The city ferries, one of Nagasaki’s principal means of transportation, began service from Ōhato to Asahi-machi hourly and to Tategami and Tomachi several times daily. Special measures have been taken to restore the Mizunoura line in a few days. Although the problem of fuel remains acute, efforts must be made for the time being to repair nighttime lighting and docks.
The September 14, 1945 issue of Nagasaki Shimbun also includes the following information on bus service: “Although buses connecting Nagasaki City, Isahaya, Obama, Unzen, Kuchinotsu and other outlying rural communities have operated only twice daily since the atomic bombing, bus service will be restored to every two hours in a few days. The Nagasaki Prefecture Automobile Bureau will be able to secure bus drivers and fuel, but the lack of tire and instrument production in the locality remain the bureau’s only unsolvable problem and may become a serious obstacle unless it is promptly resolved. In addition, roads must be repaired quickly.”
Restoration work on part of the gas supply system was completed on June 10, 1946 and the gas supply to 760 households resumed.
The atomic bomb destroyed not only above-ground facilities but also underground water pipes. In the hypocenter district in the direction of the Matsuyama area, where many places were flooded, underground pipes were severed in numerous places. Outside the hypocenter area, water leakage was extensive because of numerous loose joints. The damage affected 60% of the water supply district.
For these reasons, Nagasaki City attempted to restore continuous water supply first by repairing Urakami Dam, where a water purification plant had burned, and by taking various other measures including the repair of water distribution pipes and water meters, as stated in the table below. In addition, since the water supply had been tested beyond its limits by the catastrophic fires on the day of the atomic bombing, mud mixed with sand from the filter basin lowered the filtering water pressure, making it necessary to thoroughly clean the filter basin.

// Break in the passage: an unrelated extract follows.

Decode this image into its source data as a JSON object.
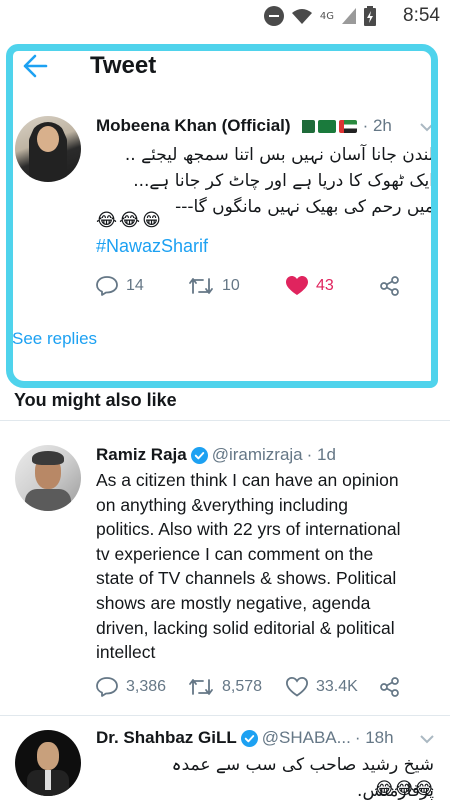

|Civil works||Fiscal 1946||Fiscal 1947||Fiscal 1948|
|Prevention of water leaks in water supply pipes||19,600||344,000||675||37,000||(Yen)|
|Prevention of water leaks in distributing water pipes||3,120||302,000||650||128,000|
|Restoration of water purification and water supply facilities||343,000||89,500|
|Laying and dismantling of water distribution pipes||Laying 675 m||118,000||Laying 670 m||349,000|
|Dismantling 711 m||237,000|
|Repair of water meters||2,600||527,500||1,000||314,000|
NHK Nagasaki Broadcasting Station
Power lines to the NHK Nagasaki Broadcasting Station were restored on August 11, as described previously. On the 13th, at the request of technology section employee Matsuo Matsuyoshi, a Mitsubishi Nagasaki Shipyard worker in charge of the electric system resumed broadcasting in the evening after setting up a spare antenna with the cooperation of the Kyūshū Electric Distribution Co. and military units. On that day, the trunk line connecting the station with Fukuoka was restored. Although the NHK Nagasaki Broadcasting Station resumed broadcasts simultaneously with the restoration of its antenna, the exact details and time of the first broadcast remain unknown.
47 National Railroad Workers Union Nagasaki Branch ed., Kono ikari wo (Venting this Rage), Pamphlet on the 50th Anniversary of the Atomic Bombing, 1995, pp.20-3 ^